That leads on to the nForce3 Pro 150's limitations in its HyperTransport implementation, running a 600MHz LDT/HT clock for 1200MTs/sec, while its chief competitor, the K8T800, drove its implementation at 800MHz, offering theoretically better performance under certain situations. The nForce3 Pro 150 also chose to castrate the width of the downstream HyperTransport connection to 8-bits (just a single byte of data transfer), half the usual 16-bit width of the bus.

And while benchmarked performance doesn't really give any cause for concern, it's a tech-focussed checkbox that goes unticked by the enthusiast, allowing K8T800 to garner more positive press, and one has to therefore assume more sales.

Then there's the disadvantages to NVIDIA's single chip approach in its AMD64 core logic endeavours. With VIA favouring their well-proven V-MAP method of bridge production, keeping north and south bridges disparate for greater flexibility, NVIDIA dumped the whole shooting match onto a single piece of silicon. Clever engeering? Most certainly. Well judged in terms of the features they gave it? Hell no.

While current nForce2 boards for the ageing 32-bit Athlon XP platform have long made do with peripheral ASICs to augment absent features from the MCP southbridge, it was hoped that NVIDIA would hit the ground running with their single-chip nForce3, giving it an up-to-date feature set that would match what VIA could knock out, without the need for many peripheral chips hanging off whatever bus they could find. Remember, board costs for a brand new platform are rarely cheap, so having to add silicon to beef up a feature set is suboptimal in this stage of the game.

It wasn't to be so however, NVIDIA missing the boat in terms of features that everyone had come to expect, even more so with their decision to drop the major selling point of nForce2, the SoundStorm audio. The base processing hardware that NVIDIA supplied on the MCP for SoundStorm was able to do Dolby Digital hardware encode of audio, enabling connection to popular and prevalent decoding hardware and therefore decent speaker setups.

However it's not gone and forgotten at NVIDIA. It's true that they can't do all the APU functions, using the CPU, over the PCI bus, negating its use in off-bridge scenarios on discrete PCI soundcards. But think about upcoming new bus architectures. Bingo.

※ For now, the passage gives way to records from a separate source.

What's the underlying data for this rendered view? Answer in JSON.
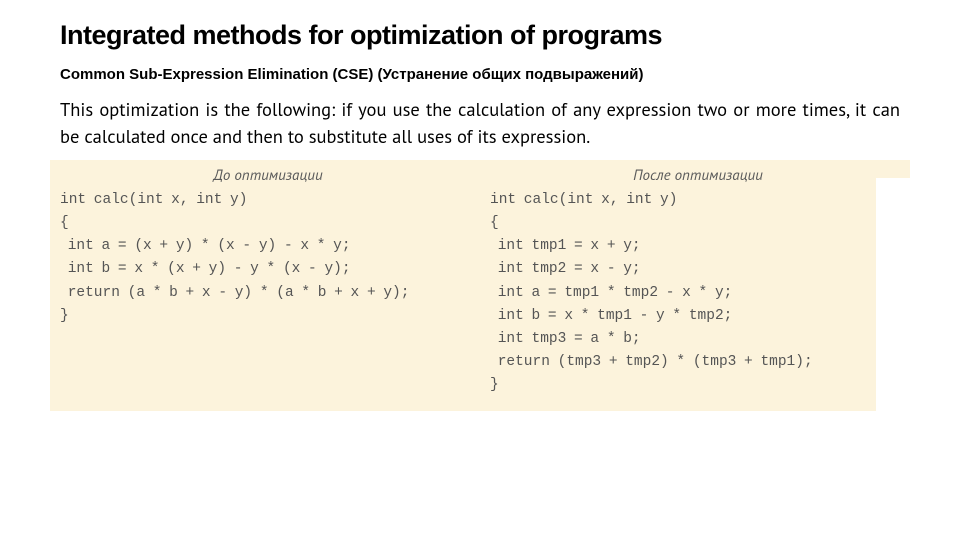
{
  "title": "Integrated methods for optimization of programs",
  "subtitle": "Common Sub-Expression Elimination (CSE) (Устранение общих подвыражений)",
  "body": "This optimization is the following: if you use the calculation of any expression two or more times, it can be calculated once and then to substitute all uses of its expression.",
  "left": {
    "header": "До оптимизации",
    "code": "int calc(int x, int y)\n{\n int a = (x + y) * (x - y) - x * y;\n int b = x * (x + y) - y * (x - y);\n return (a * b + x - y) * (a * b + x + y);\n}"
  },
  "right": {
    "header": "После оптимизации",
    "code": "int calc(int x, int y)\n{\n int tmp1 = x + y;\n int tmp2 = x - y;\n int a = tmp1 * tmp2 - x * y;\n int b = x * tmp1 - y * tmp2;\n int tmp3 = a * b;\n return (tmp3 + tmp2) * (tmp3 + tmp1);\n}"
  }
}
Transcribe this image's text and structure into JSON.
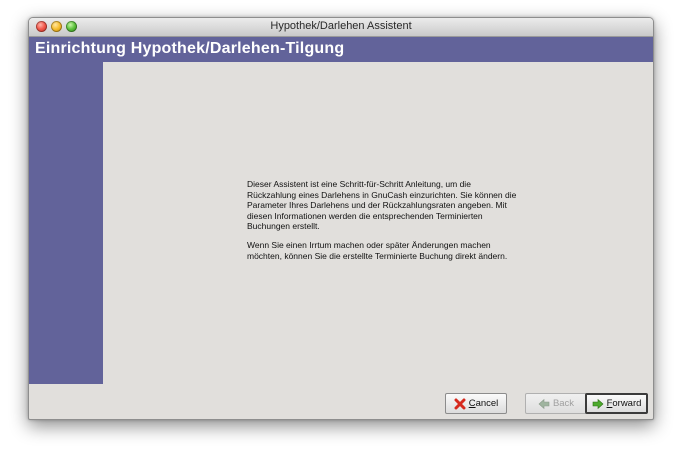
{
  "window": {
    "title": "Hypothek/Darlehen Assistent"
  },
  "page": {
    "title": "Einrichtung Hypothek/Darlehen-Tilgung",
    "paragraphs": [
      "Dieser Assistent ist eine Schritt-für-Schritt Anleitung, um die Rückzahlung eines Darlehens in GnuCash einzurichten. Sie können die Parameter Ihres Darlehens und der Rückzahlungsraten angeben. Mit diesen Informationen werden die entsprechenden Terminierten Buchungen erstellt.",
      "Wenn Sie einen Irrtum machen oder später Änderungen machen möchten, können Sie die erstellte Terminierte Buchung direkt ändern."
    ]
  },
  "buttons": {
    "cancel": {
      "first": "C",
      "rest": "ancel",
      "icon": "cancel-x-icon"
    },
    "back": {
      "first": "",
      "rest": "Back",
      "icon": "back-arrow-icon"
    },
    "forward": {
      "first": "F",
      "rest": "orward",
      "icon": "forward-arrow-icon"
    }
  },
  "colors": {
    "accent_band": "#62639a",
    "background": "#e1dfdc"
  }
}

Therefore, while CPU level performance has shone on initial Athlon 64 and Opteron motherboards, other things have dulled the sheen that the CPU applies to everything AMD64.

So it's new chipset season then. K8T800 Pro is on the way, with 1GHz HyperTransport base frequency support (2GTs/sec, woo!) and apparent ability to lock the AGP and PCI clocks. Paired with VIA's already incredible southbridges and cheap peripheral ASICs, K8T800 Pro seems the core logic to have with second generation, enthusiast level AMD64 boards. But NVIDIA will argue that vehemently, and it's their new nForce3 product that I've been able to take a look at for this article.

It's still a single chip design, making it slightly suboptimal in many people's eyes (although SFF box makers will rejoice), but it seeks to put right many of the criticisms that were levelled at the original chip in terms of supported features and its HyperTransport implementation.

Let's take a closer look.